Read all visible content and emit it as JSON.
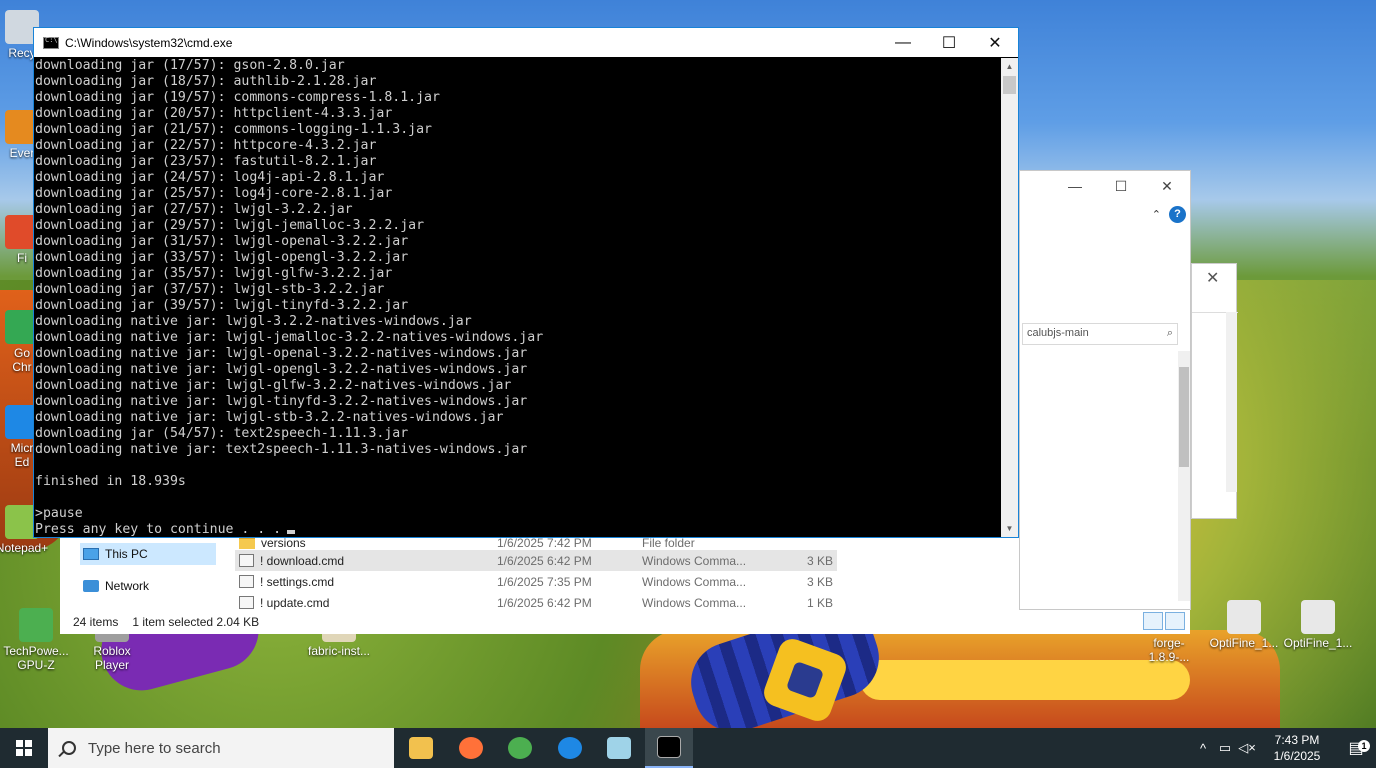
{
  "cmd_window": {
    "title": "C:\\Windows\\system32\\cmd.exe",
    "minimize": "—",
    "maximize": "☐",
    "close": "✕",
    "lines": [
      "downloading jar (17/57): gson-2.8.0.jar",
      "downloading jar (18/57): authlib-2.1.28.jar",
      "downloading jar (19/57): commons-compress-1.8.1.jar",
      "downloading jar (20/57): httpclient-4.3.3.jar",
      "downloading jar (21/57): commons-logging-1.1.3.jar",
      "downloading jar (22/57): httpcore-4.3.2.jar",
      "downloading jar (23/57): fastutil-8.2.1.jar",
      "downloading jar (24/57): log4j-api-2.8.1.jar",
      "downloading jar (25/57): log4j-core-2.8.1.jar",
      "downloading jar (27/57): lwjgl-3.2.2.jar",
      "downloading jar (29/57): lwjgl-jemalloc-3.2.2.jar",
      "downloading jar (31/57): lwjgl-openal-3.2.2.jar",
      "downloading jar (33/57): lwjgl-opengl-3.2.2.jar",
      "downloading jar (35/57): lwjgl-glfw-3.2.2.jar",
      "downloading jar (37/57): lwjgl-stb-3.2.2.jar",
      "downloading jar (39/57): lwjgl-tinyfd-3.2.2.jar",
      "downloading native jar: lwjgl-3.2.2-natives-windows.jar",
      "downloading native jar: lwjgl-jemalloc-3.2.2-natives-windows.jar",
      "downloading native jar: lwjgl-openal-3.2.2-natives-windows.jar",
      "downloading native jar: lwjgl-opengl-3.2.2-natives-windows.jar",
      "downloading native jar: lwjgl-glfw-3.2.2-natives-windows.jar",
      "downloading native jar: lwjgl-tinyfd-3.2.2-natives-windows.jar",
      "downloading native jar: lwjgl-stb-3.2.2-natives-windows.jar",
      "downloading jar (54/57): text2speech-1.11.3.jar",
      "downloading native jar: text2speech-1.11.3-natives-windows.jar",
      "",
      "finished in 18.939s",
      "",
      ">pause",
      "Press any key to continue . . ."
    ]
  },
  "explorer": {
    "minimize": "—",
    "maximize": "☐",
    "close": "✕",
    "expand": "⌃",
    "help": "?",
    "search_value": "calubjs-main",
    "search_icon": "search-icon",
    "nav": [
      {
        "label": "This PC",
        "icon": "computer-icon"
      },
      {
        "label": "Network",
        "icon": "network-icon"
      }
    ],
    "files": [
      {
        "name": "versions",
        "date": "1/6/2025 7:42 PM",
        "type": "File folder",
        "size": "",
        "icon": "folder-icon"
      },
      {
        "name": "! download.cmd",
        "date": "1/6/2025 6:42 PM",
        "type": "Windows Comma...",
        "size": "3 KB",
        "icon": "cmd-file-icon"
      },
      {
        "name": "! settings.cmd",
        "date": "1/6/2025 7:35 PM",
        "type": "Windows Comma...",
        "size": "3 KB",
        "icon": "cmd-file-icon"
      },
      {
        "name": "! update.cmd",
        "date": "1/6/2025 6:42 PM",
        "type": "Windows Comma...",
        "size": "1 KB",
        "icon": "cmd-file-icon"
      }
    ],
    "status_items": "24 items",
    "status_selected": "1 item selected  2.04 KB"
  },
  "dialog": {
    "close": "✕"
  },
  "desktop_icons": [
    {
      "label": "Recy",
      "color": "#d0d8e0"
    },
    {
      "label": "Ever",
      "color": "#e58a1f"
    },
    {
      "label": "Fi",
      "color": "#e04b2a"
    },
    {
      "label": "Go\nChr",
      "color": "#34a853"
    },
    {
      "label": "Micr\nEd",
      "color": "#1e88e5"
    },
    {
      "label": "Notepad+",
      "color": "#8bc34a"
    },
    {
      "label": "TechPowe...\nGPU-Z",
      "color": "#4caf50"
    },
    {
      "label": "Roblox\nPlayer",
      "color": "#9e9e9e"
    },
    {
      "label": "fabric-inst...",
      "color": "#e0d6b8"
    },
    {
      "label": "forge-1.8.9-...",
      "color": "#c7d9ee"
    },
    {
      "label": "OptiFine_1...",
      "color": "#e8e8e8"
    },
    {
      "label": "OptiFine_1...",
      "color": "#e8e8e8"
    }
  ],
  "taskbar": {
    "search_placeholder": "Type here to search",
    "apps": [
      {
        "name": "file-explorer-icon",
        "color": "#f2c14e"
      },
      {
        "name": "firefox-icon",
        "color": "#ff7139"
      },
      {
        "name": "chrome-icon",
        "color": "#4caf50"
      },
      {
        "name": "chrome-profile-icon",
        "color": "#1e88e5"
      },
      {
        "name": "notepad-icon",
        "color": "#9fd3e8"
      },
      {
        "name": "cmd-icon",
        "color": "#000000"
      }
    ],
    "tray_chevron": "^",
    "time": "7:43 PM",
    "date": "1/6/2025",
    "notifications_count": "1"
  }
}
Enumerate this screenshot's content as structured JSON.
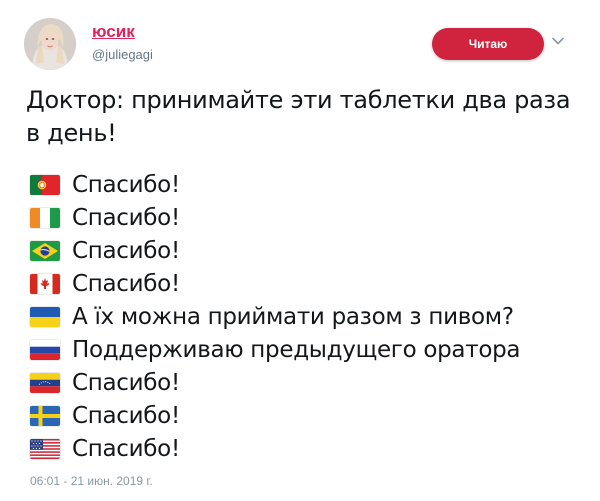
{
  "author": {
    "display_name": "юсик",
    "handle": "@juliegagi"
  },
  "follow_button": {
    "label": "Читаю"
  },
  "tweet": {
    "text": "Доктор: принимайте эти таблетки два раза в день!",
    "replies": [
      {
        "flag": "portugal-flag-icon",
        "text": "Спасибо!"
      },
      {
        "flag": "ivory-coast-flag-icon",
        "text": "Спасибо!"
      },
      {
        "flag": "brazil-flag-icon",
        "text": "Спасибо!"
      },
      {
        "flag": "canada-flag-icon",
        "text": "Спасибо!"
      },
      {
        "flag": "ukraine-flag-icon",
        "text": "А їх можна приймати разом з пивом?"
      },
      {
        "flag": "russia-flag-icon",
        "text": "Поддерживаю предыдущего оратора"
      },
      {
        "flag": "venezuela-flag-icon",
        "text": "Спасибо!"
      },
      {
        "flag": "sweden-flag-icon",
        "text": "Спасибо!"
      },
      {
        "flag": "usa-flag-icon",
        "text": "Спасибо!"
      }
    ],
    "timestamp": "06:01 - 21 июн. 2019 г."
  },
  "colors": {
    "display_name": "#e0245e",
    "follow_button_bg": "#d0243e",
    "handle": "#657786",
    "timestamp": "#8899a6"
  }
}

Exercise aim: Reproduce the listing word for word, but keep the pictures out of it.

Answer to this task:
Read all visible content and emit it as JSON.
{
  "cmd_window": {
    "title": "C:\\Windows\\system32\\cmd.exe",
    "minimize": "—",
    "maximize": "☐",
    "close": "✕",
    "lines": [
      "downloading jar (17/57): gson-2.8.0.jar",
      "downloading jar (18/57): authlib-2.1.28.jar",
      "downloading jar (19/57): commons-compress-1.8.1.jar",
      "downloading jar (20/57): httpclient-4.3.3.jar",
      "downloading jar (21/57): commons-logging-1.1.3.jar",
      "downloading jar (22/57): httpcore-4.3.2.jar",
      "downloading jar (23/57): fastutil-8.2.1.jar",
      "downloading jar (24/57): log4j-api-2.8.1.jar",
      "downloading jar (25/57): log4j-core-2.8.1.jar",
      "downloading jar (27/57): lwjgl-3.2.2.jar",
      "downloading jar (29/57): lwjgl-jemalloc-3.2.2.jar",
      "downloading jar (31/57): lwjgl-openal-3.2.2.jar",
      "downloading jar (33/57): lwjgl-opengl-3.2.2.jar",
      "downloading jar (35/57): lwjgl-glfw-3.2.2.jar",
      "downloading jar (37/57): lwjgl-stb-3.2.2.jar",
      "downloading jar (39/57): lwjgl-tinyfd-3.2.2.jar",
      "downloading native jar: lwjgl-3.2.2-natives-windows.jar",
      "downloading native jar: lwjgl-jemalloc-3.2.2-natives-windows.jar",
      "downloading native jar: lwjgl-openal-3.2.2-natives-windows.jar",
      "downloading native jar: lwjgl-opengl-3.2.2-natives-windows.jar",
      "downloading native jar: lwjgl-glfw-3.2.2-natives-windows.jar",
      "downloading native jar: lwjgl-tinyfd-3.2.2-natives-windows.jar",
      "downloading native jar: lwjgl-stb-3.2.2-natives-windows.jar",
      "downloading jar (54/57): text2speech-1.11.3.jar",
      "downloading native jar: text2speech-1.11.3-natives-windows.jar",
      "",
      "finished in 18.939s",
      "",
      ">pause",
      "Press any key to continue . . ."
    ]
  },
  "explorer": {
    "minimize": "—",
    "maximize": "☐",
    "close": "✕",
    "expand": "⌃",
    "help": "?",
    "search_value": "calubjs-main",
    "search_icon": "search-icon",
    "nav": [
      {
        "label": "This PC",
        "icon": "computer-icon"
      },
      {
        "label": "Network",
        "icon": "network-icon"
      }
    ],
    "files": [
      {
        "name": "versions",
        "date": "1/6/2025 7:42 PM",
        "type": "File folder",
        "size": "",
        "icon": "folder-icon"
      },
      {
        "name": "! download.cmd",
        "date": "1/6/2025 6:42 PM",
        "type": "Windows Comma...",
        "size": "3 KB",
        "icon": "cmd-file-icon"
      },
      {
        "name": "! settings.cmd",
        "date": "1/6/2025 7:35 PM",
        "type": "Windows Comma...",
        "size": "3 KB",
        "icon": "cmd-file-icon"
      },
      {
        "name": "! update.cmd",
        "date": "1/6/2025 6:42 PM",
        "type": "Windows Comma...",
        "size": "1 KB",
        "icon": "cmd-file-icon"
      }
    ],
    "status_items": "24 items",
    "status_selected": "1 item selected  2.04 KB"
  },
  "dialog": {
    "close": "✕"
  },
  "desktop_icons": [
    {
      "label": "Recy",
      "color": "#d0d8e0"
    },
    {
      "label": "Ever",
      "color": "#e58a1f"
    },
    {
      "label": "Fi",
      "color": "#e04b2a"
    },
    {
      "label": "Go\nChr",
      "color": "#34a853"
    },
    {
      "label": "Micr\nEd",
      "color": "#1e88e5"
    },
    {
      "label": "Notepad+",
      "color": "#8bc34a"
    },
    {
      "label": "TechPowe...\nGPU-Z",
      "color": "#4caf50"
    },
    {
      "label": "Roblox\nPlayer",
      "color": "#9e9e9e"
    },
    {
      "label": "fabric-inst...",
      "color": "#e0d6b8"
    },
    {
      "label": "forge-1.8.9-...",
      "color": "#c7d9ee"
    },
    {
      "label": "OptiFine_1...",
      "color": "#e8e8e8"
    },
    {
      "label": "OptiFine_1...",
      "color": "#e8e8e8"
    }
  ],
  "taskbar": {
    "search_placeholder": "Type here to search",
    "apps": [
      {
        "name": "file-explorer-icon",
        "color": "#f2c14e"
      },
      {
        "name": "firefox-icon",
        "color": "#ff7139"
      },
      {
        "name": "chrome-icon",
        "color": "#4caf50"
      },
      {
        "name": "chrome-profile-icon",
        "color": "#1e88e5"
      },
      {
        "name": "notepad-icon",
        "color": "#9fd3e8"
      },
      {
        "name": "cmd-icon",
        "color": "#000000"
      }
    ],
    "tray_chevron": "^",
    "time": "7:43 PM",
    "date": "1/6/2025",
    "notifications_count": "1"
  }
}
Enumerate this screenshot's content as structured JSON.
{
  "author": {
    "display_name": "юсик",
    "handle": "@juliegagi"
  },
  "follow_button": {
    "label": "Читаю"
  },
  "tweet": {
    "text": "Доктор: принимайте эти таблетки два раза в день!",
    "replies": [
      {
        "flag": "portugal-flag-icon",
        "text": "Спасибо!"
      },
      {
        "flag": "ivory-coast-flag-icon",
        "text": "Спасибо!"
      },
      {
        "flag": "brazil-flag-icon",
        "text": "Спасибо!"
      },
      {
        "flag": "canada-flag-icon",
        "text": "Спасибо!"
      },
      {
        "flag": "ukraine-flag-icon",
        "text": "А їх можна приймати разом з пивом?"
      },
      {
        "flag": "russia-flag-icon",
        "text": "Поддерживаю предыдущего оратора"
      },
      {
        "flag": "venezuela-flag-icon",
        "text": "Спасибо!"
      },
      {
        "flag": "sweden-flag-icon",
        "text": "Спасибо!"
      },
      {
        "flag": "usa-flag-icon",
        "text": "Спасибо!"
      }
    ],
    "timestamp": "06:01 - 21 июн. 2019 г."
  },
  "colors": {
    "display_name": "#e0245e",
    "follow_button_bg": "#d0243e",
    "handle": "#657786",
    "timestamp": "#8899a6"
  }
}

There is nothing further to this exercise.